### Exercise objective
Reproduce precisely the lines of the material below from the line containing "What data populates" up to and including its last line. Pictures must not be copied.

### Task inputs
___
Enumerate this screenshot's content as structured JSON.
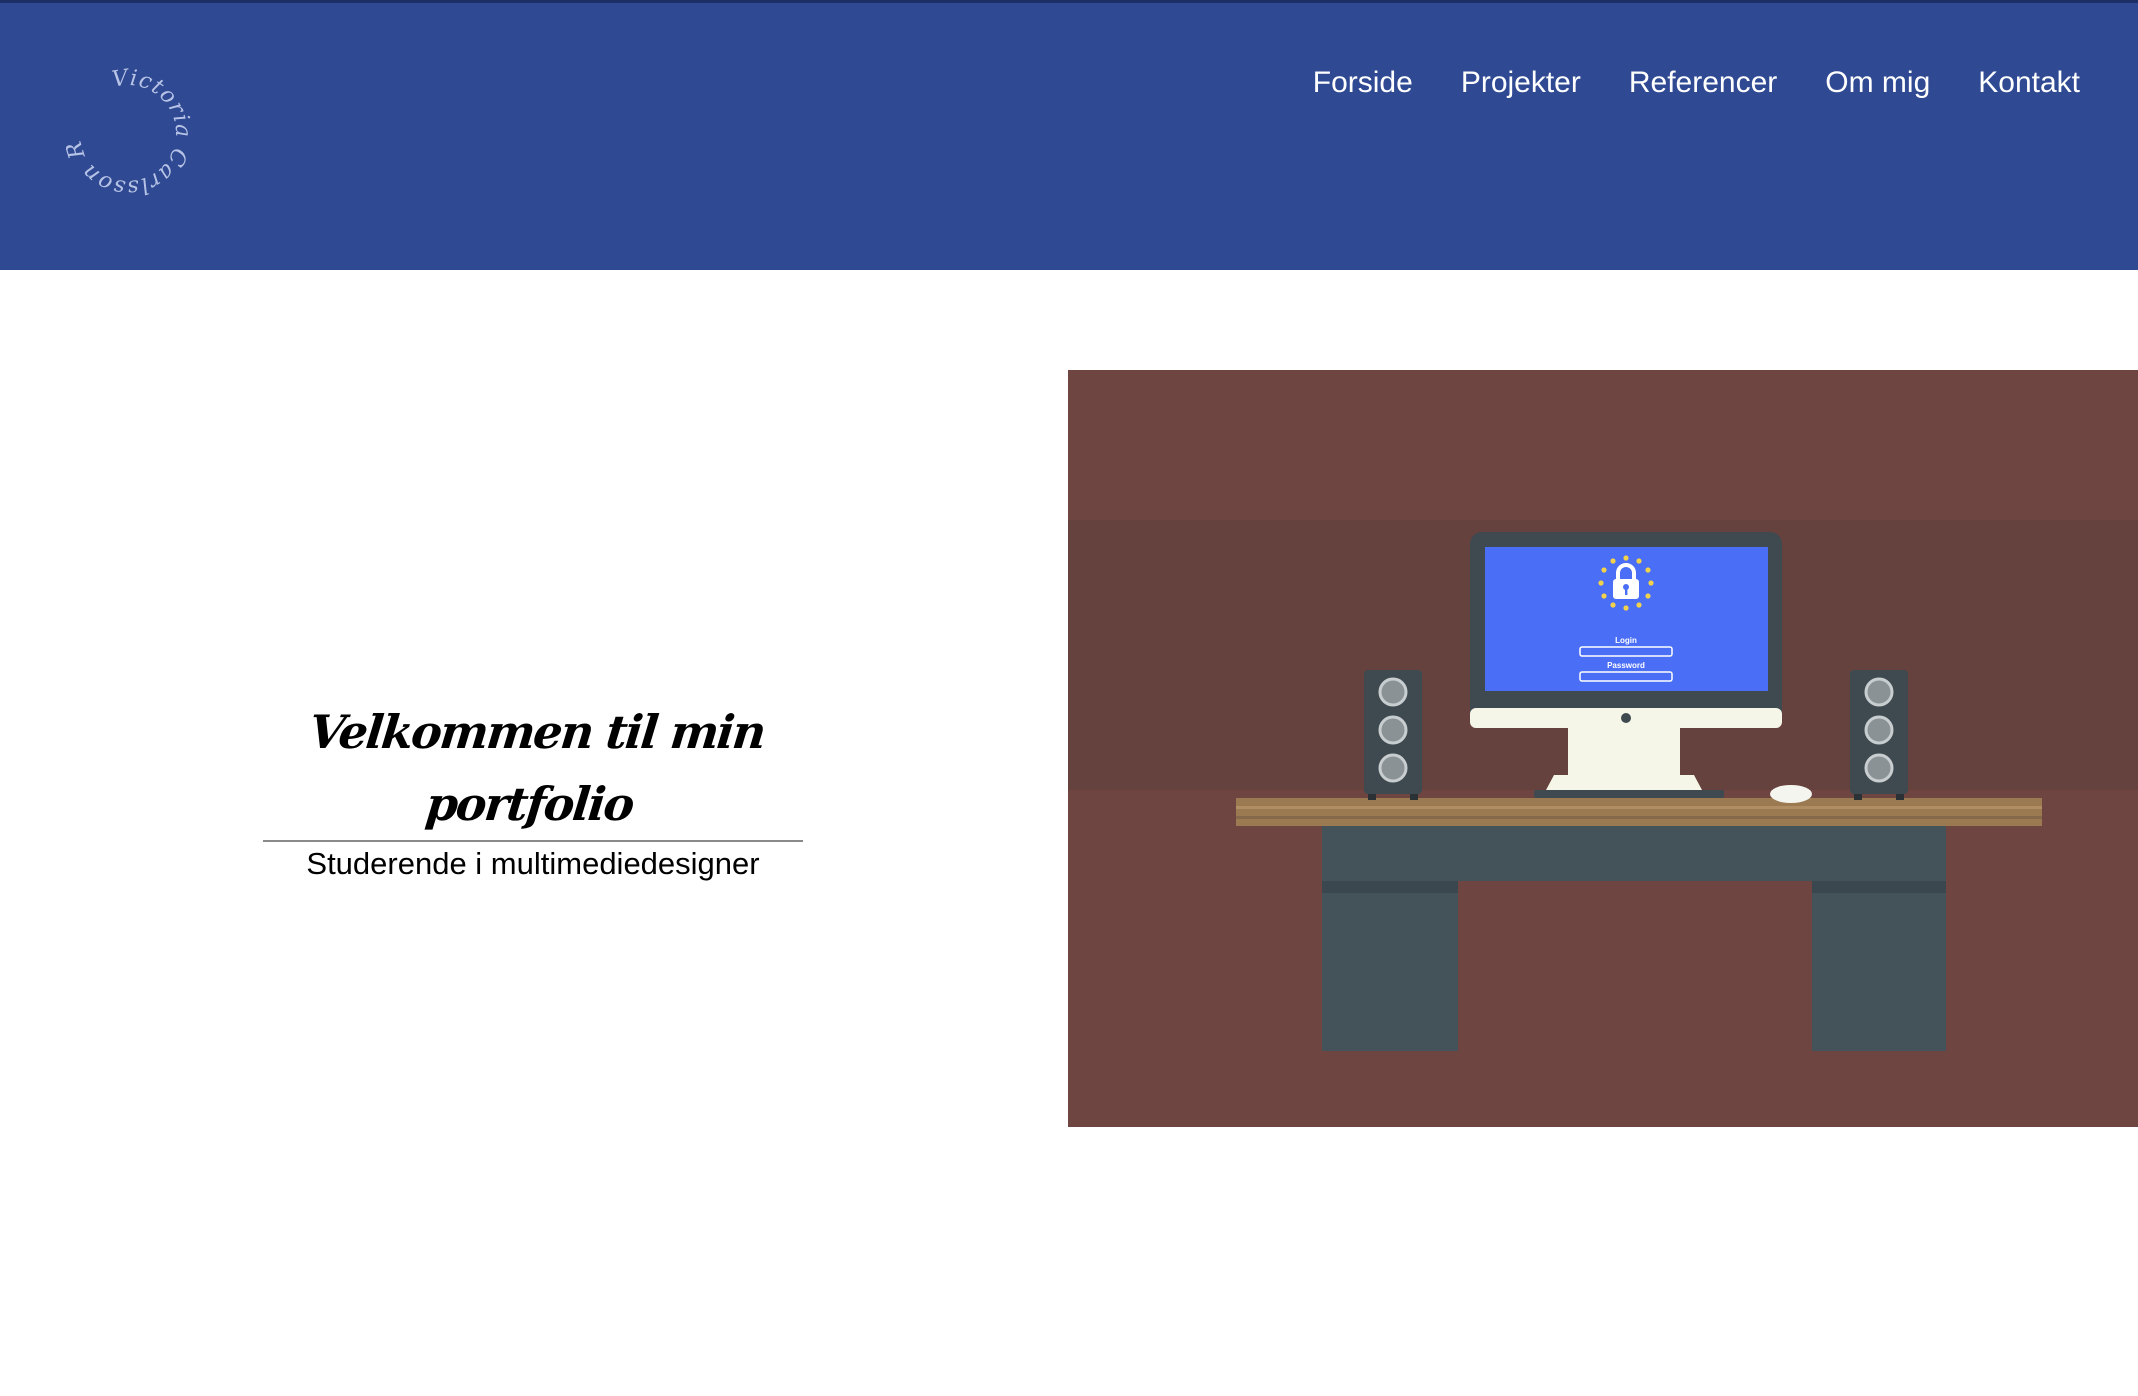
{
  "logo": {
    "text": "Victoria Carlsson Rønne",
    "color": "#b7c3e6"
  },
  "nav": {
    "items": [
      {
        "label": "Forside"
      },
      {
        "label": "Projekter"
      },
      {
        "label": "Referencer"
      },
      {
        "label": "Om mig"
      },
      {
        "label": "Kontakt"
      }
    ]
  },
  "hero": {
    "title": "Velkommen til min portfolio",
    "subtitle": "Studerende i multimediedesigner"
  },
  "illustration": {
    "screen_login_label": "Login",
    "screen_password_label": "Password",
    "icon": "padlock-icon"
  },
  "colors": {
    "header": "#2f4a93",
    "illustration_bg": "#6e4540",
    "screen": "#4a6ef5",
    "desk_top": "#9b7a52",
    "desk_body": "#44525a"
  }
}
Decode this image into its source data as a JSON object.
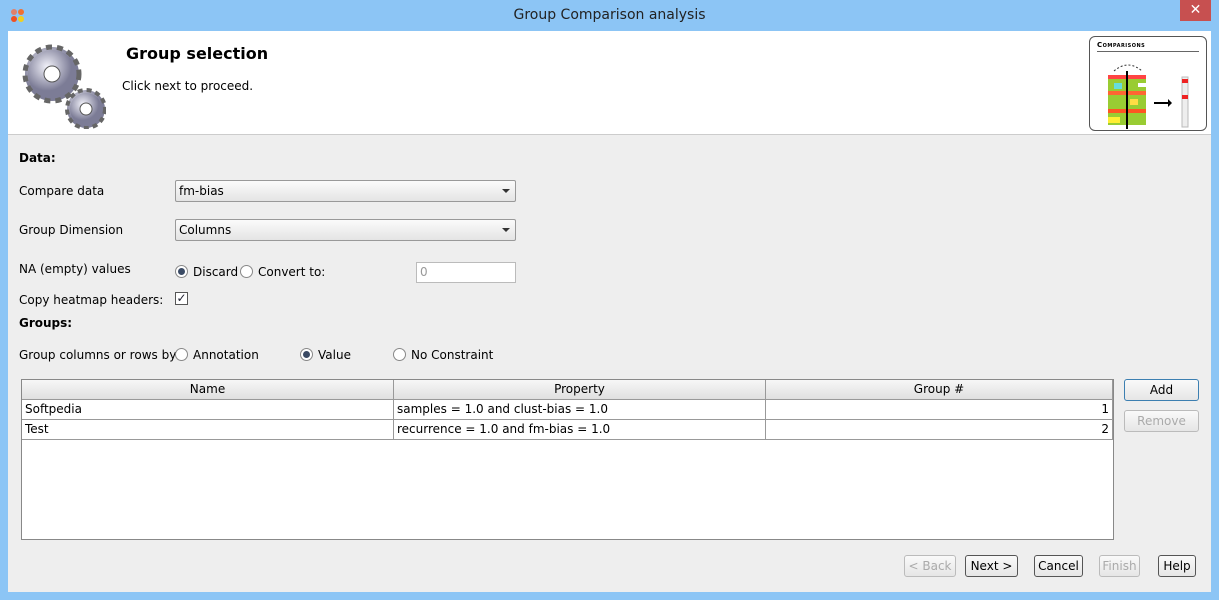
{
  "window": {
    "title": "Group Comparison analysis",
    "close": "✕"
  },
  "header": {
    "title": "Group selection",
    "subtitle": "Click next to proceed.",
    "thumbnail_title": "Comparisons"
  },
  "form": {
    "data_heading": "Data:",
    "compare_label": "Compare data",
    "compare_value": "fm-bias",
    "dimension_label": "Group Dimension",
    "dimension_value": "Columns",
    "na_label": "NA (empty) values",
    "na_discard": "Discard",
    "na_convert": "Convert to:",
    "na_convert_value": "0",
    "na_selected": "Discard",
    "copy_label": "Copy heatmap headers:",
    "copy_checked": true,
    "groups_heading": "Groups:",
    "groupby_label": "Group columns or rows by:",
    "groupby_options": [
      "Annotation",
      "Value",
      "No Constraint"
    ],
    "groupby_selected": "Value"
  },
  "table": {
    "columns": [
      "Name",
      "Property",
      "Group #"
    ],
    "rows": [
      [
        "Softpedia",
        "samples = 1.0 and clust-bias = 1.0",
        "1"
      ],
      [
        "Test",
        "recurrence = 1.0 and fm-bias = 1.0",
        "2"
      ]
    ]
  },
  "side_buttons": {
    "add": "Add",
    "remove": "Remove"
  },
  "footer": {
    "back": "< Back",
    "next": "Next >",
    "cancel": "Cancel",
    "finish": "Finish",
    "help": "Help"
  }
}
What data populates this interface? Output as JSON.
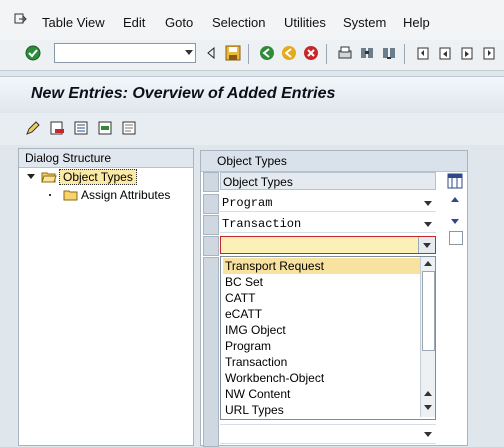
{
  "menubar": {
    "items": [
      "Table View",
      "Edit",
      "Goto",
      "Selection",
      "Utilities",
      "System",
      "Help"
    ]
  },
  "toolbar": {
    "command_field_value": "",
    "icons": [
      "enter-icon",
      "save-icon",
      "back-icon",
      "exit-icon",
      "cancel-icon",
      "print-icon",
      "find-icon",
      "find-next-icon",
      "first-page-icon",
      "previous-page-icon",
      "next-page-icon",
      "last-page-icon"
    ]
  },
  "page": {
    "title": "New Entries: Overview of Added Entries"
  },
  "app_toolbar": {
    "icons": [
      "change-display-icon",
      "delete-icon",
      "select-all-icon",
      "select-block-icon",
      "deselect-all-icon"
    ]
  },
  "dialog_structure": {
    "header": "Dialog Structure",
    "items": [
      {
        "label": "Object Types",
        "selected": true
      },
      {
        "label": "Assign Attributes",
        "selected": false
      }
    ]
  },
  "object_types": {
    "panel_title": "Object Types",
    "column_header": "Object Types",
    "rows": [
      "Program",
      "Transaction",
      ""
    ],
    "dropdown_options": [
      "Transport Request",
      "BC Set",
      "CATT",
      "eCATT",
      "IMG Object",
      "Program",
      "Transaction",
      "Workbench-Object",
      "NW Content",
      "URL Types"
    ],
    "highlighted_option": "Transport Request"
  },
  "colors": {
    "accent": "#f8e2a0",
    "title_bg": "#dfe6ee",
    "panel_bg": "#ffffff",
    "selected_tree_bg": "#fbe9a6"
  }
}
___
### Written answer
What data populates this interface? Output as JSON.
{
  "menubar": {
    "items": [
      "Table View",
      "Edit",
      "Goto",
      "Selection",
      "Utilities",
      "System",
      "Help"
    ]
  },
  "toolbar": {
    "command_field_value": "",
    "icons": [
      "enter-icon",
      "save-icon",
      "back-icon",
      "exit-icon",
      "cancel-icon",
      "print-icon",
      "find-icon",
      "find-next-icon",
      "first-page-icon",
      "previous-page-icon",
      "next-page-icon",
      "last-page-icon"
    ]
  },
  "page": {
    "title": "New Entries: Overview of Added Entries"
  },
  "app_toolbar": {
    "icons": [
      "change-display-icon",
      "delete-icon",
      "select-all-icon",
      "select-block-icon",
      "deselect-all-icon"
    ]
  },
  "dialog_structure": {
    "header": "Dialog Structure",
    "items": [
      {
        "label": "Object Types",
        "selected": true
      },
      {
        "label": "Assign Attributes",
        "selected": false
      }
    ]
  },
  "object_types": {
    "panel_title": "Object Types",
    "column_header": "Object Types",
    "rows": [
      "Program",
      "Transaction",
      ""
    ],
    "dropdown_options": [
      "Transport Request",
      "BC Set",
      "CATT",
      "eCATT",
      "IMG Object",
      "Program",
      "Transaction",
      "Workbench-Object",
      "NW Content",
      "URL Types"
    ],
    "highlighted_option": "Transport Request"
  },
  "colors": {
    "accent": "#f8e2a0",
    "title_bg": "#dfe6ee",
    "panel_bg": "#ffffff",
    "selected_tree_bg": "#fbe9a6"
  }
}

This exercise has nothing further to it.